[Opening Records to process section]

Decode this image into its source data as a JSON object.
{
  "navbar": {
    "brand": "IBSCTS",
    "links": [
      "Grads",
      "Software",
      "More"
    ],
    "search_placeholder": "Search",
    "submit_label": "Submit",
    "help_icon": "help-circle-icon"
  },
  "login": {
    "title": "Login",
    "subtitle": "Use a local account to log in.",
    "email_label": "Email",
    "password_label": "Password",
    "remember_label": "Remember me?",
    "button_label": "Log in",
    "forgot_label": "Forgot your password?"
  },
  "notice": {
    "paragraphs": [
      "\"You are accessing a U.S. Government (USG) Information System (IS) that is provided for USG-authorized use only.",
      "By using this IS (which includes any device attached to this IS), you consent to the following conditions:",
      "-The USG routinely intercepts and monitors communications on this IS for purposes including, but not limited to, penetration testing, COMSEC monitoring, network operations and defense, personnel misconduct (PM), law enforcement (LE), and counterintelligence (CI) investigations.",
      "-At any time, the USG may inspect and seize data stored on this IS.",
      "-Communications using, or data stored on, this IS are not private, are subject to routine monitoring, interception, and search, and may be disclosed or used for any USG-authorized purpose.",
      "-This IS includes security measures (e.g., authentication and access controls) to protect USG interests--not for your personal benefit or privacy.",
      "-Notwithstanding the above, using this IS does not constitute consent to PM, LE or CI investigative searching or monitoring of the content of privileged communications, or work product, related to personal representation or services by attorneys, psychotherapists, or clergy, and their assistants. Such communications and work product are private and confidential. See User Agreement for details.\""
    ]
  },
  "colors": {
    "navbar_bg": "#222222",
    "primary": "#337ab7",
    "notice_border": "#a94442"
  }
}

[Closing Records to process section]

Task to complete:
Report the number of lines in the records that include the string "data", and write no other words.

Answer box:
3